### Instructions for the task
Among the lines below, which ones contain the word "person"? Copy every such line.

%%

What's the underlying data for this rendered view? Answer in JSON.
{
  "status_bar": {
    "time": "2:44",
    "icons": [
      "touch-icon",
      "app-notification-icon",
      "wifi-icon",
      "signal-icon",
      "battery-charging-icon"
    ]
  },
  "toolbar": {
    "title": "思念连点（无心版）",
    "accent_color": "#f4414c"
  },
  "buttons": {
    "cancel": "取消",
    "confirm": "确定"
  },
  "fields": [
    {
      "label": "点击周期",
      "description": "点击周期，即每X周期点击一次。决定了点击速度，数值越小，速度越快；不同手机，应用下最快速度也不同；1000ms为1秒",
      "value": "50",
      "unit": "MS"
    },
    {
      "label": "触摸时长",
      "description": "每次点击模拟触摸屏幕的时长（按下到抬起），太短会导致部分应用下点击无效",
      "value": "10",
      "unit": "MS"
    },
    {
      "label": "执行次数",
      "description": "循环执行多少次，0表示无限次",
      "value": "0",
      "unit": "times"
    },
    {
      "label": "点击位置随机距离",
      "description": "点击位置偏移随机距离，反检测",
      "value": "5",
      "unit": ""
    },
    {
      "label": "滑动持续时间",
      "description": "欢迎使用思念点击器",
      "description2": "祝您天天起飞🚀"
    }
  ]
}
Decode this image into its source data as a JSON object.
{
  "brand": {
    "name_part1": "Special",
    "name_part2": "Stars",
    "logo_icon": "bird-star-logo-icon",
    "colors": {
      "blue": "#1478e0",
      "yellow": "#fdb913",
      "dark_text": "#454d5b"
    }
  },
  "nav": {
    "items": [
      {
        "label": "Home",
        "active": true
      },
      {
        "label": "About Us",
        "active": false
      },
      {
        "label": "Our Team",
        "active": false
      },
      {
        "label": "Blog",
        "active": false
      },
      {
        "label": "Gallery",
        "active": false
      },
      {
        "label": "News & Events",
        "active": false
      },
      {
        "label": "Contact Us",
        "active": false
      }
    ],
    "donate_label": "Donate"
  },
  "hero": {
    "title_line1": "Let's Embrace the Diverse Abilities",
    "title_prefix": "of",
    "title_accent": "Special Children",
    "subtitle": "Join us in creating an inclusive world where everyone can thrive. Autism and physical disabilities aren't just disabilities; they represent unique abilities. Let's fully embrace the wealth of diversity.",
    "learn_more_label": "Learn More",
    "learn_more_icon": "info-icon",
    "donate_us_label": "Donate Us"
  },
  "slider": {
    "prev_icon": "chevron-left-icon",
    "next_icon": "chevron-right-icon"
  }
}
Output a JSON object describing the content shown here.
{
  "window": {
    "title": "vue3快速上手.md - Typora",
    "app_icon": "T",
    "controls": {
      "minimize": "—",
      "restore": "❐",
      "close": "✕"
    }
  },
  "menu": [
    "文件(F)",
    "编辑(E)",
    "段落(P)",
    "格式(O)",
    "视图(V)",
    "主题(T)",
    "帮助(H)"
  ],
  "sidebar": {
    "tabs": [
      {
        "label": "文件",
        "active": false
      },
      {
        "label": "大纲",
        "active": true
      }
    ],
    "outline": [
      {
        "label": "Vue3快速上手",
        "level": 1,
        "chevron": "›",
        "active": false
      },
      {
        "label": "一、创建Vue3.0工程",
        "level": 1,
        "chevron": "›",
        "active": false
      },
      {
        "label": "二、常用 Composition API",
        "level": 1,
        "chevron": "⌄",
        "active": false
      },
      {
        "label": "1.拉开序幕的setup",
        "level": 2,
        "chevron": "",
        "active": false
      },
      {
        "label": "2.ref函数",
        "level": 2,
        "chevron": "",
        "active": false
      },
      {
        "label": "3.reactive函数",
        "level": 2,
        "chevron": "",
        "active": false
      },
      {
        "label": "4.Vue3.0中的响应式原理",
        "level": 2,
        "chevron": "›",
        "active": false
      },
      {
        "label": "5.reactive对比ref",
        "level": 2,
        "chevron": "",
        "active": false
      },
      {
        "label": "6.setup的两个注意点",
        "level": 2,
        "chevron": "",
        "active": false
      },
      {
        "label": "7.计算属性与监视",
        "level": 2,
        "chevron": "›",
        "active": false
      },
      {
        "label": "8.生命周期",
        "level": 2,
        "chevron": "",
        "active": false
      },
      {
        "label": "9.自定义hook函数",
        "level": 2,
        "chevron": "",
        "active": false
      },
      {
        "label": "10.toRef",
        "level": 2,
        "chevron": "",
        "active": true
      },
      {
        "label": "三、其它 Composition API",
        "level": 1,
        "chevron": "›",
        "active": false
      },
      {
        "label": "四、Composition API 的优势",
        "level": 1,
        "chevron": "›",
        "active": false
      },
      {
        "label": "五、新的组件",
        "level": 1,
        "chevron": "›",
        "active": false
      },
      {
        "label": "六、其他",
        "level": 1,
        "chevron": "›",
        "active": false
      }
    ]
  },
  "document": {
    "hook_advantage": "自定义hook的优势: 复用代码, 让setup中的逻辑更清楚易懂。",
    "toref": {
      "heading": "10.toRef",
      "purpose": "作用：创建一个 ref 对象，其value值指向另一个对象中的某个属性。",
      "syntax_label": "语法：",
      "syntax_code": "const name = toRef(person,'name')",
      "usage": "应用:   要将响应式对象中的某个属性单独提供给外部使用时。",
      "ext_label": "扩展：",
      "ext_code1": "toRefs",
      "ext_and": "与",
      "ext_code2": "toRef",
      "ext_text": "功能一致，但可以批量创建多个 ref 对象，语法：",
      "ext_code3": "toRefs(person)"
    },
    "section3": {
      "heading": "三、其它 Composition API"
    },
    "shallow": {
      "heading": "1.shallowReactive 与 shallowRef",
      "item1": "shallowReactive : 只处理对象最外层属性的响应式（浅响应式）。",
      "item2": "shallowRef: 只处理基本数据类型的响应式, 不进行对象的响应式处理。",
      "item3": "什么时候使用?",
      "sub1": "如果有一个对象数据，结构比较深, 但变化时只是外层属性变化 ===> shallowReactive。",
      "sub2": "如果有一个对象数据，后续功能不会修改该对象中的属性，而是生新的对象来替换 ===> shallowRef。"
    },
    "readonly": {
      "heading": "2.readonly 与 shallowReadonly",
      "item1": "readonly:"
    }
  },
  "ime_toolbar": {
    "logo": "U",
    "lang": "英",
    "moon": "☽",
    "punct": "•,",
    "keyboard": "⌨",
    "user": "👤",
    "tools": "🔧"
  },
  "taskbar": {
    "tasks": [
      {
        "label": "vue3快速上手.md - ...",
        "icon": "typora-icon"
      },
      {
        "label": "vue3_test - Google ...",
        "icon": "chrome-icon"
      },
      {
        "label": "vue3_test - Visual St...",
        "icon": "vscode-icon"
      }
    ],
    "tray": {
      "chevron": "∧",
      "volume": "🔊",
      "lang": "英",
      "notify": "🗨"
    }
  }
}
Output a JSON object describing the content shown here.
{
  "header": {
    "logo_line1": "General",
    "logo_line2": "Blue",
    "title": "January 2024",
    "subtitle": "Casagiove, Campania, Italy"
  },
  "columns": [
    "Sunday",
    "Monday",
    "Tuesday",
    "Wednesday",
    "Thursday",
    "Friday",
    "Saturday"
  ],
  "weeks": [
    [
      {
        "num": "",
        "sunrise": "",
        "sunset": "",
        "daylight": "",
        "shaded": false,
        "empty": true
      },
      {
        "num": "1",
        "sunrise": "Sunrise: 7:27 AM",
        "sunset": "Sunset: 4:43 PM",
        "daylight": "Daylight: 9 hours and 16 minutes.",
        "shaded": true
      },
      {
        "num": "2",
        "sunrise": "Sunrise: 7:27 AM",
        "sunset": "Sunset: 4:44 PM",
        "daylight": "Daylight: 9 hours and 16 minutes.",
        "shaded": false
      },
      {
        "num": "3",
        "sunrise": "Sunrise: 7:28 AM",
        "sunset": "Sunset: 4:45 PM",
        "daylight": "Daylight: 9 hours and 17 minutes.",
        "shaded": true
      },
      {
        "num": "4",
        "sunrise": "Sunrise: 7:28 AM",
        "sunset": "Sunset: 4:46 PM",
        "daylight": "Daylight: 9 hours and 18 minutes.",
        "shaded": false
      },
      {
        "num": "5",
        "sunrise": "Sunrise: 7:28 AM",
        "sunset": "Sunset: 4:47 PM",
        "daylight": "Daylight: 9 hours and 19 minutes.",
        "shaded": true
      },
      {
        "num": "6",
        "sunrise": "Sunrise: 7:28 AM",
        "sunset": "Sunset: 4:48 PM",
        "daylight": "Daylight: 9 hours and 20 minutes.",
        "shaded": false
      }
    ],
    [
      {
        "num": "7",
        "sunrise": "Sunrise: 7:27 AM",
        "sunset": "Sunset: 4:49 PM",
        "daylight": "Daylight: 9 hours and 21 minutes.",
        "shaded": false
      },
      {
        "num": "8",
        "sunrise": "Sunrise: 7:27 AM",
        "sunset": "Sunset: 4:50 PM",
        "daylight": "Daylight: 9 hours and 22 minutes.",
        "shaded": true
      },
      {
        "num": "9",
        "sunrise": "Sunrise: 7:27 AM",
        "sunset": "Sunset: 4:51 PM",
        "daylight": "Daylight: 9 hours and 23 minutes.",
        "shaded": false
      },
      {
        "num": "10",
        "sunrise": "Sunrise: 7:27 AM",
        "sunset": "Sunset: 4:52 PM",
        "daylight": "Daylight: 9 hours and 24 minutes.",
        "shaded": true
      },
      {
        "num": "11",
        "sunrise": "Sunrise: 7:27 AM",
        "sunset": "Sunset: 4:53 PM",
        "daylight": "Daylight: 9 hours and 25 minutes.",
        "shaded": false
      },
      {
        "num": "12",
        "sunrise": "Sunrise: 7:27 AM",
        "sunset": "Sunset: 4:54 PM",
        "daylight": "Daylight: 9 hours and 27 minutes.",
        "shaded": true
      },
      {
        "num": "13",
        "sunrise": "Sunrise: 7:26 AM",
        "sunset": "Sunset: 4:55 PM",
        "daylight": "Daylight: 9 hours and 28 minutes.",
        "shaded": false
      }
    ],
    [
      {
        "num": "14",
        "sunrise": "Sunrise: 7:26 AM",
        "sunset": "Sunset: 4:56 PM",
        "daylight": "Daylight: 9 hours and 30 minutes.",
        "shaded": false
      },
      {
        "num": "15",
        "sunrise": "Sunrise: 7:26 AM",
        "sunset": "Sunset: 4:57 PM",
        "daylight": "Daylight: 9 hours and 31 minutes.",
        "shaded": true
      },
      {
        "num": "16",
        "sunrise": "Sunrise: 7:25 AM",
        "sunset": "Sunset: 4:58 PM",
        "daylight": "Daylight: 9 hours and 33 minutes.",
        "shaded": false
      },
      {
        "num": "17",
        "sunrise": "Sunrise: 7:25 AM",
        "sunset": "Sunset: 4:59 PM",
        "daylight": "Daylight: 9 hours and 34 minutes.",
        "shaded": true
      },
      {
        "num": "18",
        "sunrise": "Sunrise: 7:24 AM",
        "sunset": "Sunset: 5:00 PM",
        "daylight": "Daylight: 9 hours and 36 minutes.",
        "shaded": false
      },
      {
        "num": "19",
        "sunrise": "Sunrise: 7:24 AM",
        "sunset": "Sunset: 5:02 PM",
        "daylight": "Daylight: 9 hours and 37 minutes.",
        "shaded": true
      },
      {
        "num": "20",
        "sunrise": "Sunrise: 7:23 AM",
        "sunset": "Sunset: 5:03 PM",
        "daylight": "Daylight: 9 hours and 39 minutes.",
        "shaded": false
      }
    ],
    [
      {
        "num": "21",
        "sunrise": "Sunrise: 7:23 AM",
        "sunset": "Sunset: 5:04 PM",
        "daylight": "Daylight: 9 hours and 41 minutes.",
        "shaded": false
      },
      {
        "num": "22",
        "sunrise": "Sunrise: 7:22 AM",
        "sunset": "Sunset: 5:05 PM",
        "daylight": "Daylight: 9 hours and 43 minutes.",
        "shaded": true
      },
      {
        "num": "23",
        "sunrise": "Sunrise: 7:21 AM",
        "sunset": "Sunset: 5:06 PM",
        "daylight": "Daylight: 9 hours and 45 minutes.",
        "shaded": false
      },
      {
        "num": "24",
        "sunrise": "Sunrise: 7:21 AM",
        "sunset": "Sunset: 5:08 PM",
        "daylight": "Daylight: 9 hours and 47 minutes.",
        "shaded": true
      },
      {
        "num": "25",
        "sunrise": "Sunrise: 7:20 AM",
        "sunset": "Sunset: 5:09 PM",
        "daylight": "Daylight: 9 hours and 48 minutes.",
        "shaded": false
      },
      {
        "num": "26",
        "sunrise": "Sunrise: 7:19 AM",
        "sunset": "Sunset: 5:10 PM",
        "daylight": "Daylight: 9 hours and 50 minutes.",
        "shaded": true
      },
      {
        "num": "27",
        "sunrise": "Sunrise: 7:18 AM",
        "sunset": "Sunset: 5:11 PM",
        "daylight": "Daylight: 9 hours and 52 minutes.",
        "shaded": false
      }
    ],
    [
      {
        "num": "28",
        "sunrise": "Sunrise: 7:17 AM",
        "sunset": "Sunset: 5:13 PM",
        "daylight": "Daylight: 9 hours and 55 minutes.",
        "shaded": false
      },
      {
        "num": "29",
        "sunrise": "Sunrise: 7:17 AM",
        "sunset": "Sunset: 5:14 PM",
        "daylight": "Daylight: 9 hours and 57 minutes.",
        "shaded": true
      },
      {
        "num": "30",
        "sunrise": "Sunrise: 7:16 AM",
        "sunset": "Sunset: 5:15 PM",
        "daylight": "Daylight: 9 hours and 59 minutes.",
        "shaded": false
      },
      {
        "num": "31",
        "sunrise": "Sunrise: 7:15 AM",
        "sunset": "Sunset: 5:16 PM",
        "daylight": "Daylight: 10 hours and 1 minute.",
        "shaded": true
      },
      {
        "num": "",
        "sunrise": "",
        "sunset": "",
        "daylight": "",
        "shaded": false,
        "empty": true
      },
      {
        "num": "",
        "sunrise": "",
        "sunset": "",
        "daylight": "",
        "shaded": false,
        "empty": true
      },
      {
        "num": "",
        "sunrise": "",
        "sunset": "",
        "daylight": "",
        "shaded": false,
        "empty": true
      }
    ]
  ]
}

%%

### Problem solution
      "syntax_code": "const name = toRef(person,'name')",
      "ext_code3": "toRefs(person)"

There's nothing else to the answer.